#### ABOUT THIS TASK
Give every line of the material again, exactly as written.

#### RECORDS FOR THE EXERCISE
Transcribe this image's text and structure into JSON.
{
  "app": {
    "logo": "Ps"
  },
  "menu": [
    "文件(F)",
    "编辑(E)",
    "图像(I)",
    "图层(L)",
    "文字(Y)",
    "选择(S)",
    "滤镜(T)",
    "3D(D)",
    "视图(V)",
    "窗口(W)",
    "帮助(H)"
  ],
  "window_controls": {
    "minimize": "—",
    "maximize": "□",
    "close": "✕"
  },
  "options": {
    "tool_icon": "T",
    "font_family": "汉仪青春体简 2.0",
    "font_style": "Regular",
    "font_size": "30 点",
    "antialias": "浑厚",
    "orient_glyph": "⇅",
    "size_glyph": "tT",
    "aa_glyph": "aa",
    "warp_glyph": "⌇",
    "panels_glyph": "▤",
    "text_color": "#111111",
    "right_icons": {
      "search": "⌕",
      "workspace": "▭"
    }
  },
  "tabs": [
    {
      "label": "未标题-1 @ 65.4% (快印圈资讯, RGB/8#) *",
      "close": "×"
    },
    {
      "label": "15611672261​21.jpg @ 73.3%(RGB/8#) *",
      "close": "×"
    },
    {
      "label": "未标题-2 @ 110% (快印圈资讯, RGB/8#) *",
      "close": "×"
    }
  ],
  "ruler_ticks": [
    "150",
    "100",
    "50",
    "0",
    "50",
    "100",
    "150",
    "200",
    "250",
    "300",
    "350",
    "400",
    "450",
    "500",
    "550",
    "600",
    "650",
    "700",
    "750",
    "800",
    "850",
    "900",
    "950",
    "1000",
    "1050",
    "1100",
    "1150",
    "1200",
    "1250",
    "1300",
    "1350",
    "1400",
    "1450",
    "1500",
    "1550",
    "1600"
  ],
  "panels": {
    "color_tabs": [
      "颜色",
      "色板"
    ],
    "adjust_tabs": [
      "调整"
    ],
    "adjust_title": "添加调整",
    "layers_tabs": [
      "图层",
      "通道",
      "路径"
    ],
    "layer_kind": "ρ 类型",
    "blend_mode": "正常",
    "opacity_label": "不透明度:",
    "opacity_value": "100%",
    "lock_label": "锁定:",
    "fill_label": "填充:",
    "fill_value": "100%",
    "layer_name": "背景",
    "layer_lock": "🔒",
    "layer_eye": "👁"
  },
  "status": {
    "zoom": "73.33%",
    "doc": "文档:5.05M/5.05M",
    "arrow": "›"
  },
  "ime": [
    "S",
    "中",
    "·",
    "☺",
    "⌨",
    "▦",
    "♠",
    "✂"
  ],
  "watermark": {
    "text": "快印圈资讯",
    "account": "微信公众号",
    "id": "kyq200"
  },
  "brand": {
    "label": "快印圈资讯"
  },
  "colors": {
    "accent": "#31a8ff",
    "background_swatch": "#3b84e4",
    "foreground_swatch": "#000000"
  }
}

#### ANSWER BOX
Transcribe this image's text and structure into JSON.
{
  "app": {
    "logo": "Ps"
  },
  "menu": [
    "文件(F)",
    "编辑(E)",
    "图像(I)",
    "图层(L)",
    "文字(Y)",
    "选择(S)",
    "滤镜(T)",
    "3D(D)",
    "视图(V)",
    "窗口(W)",
    "帮助(H)"
  ],
  "window_controls": {
    "minimize": "—",
    "maximize": "□",
    "close": "✕"
  },
  "options": {
    "tool_icon": "T",
    "font_family": "汉仪青春体简 2.0",
    "font_style": "Regular",
    "font_size": "30 点",
    "antialias": "浑厚",
    "orient_glyph": "⇅",
    "size_glyph": "tT",
    "aa_glyph": "aa",
    "warp_glyph": "⌇",
    "panels_glyph": "▤",
    "text_color": "#111111",
    "right_icons": {
      "search": "⌕",
      "workspace": "▭"
    }
  },
  "tabs": [
    {
      "label": "未标题-1 @ 65.4% (快印圈资讯, RGB/8#) *",
      "close": "×"
    },
    {
      "label": "15611672261​21.jpg @ 73.3%(RGB/8#) *",
      "close": "×"
    },
    {
      "label": "未标题-2 @ 110% (快印圈资讯, RGB/8#) *",
      "close": "×"
    }
  ],
  "ruler_ticks": [
    "150",
    "100",
    "50",
    "0",
    "50",
    "100",
    "150",
    "200",
    "250",
    "300",
    "350",
    "400",
    "450",
    "500",
    "550",
    "600",
    "650",
    "700",
    "750",
    "800",
    "850",
    "900",
    "950",
    "1000",
    "1050",
    "1100",
    "1150",
    "1200",
    "1250",
    "1300",
    "1350",
    "1400",
    "1450",
    "1500",
    "1550",
    "1600"
  ],
  "panels": {
    "color_tabs": [
      "颜色",
      "色板"
    ],
    "adjust_tabs": [
      "调整"
    ],
    "adjust_title": "添加调整",
    "layers_tabs": [
      "图层",
      "通道",
      "路径"
    ],
    "layer_kind": "ρ 类型",
    "blend_mode": "正常",
    "opacity_label": "不透明度:",
    "opacity_value": "100%",
    "lock_label": "锁定:",
    "fill_label": "填充:",
    "fill_value": "100%",
    "layer_name": "背景",
    "layer_lock": "🔒",
    "layer_eye": "👁"
  },
  "status": {
    "zoom": "73.33%",
    "doc": "文档:5.05M/5.05M",
    "arrow": "›"
  },
  "ime": [
    "S",
    "中",
    "·",
    "☺",
    "⌨",
    "▦",
    "♠",
    "✂"
  ],
  "watermark": {
    "text": "快印圈资讯",
    "account": "微信公众号",
    "id": "kyq200"
  },
  "brand": {
    "label": "快印圈资讯"
  },
  "colors": {
    "accent": "#31a8ff",
    "background_swatch": "#3b84e4",
    "foreground_swatch": "#000000"
  }
}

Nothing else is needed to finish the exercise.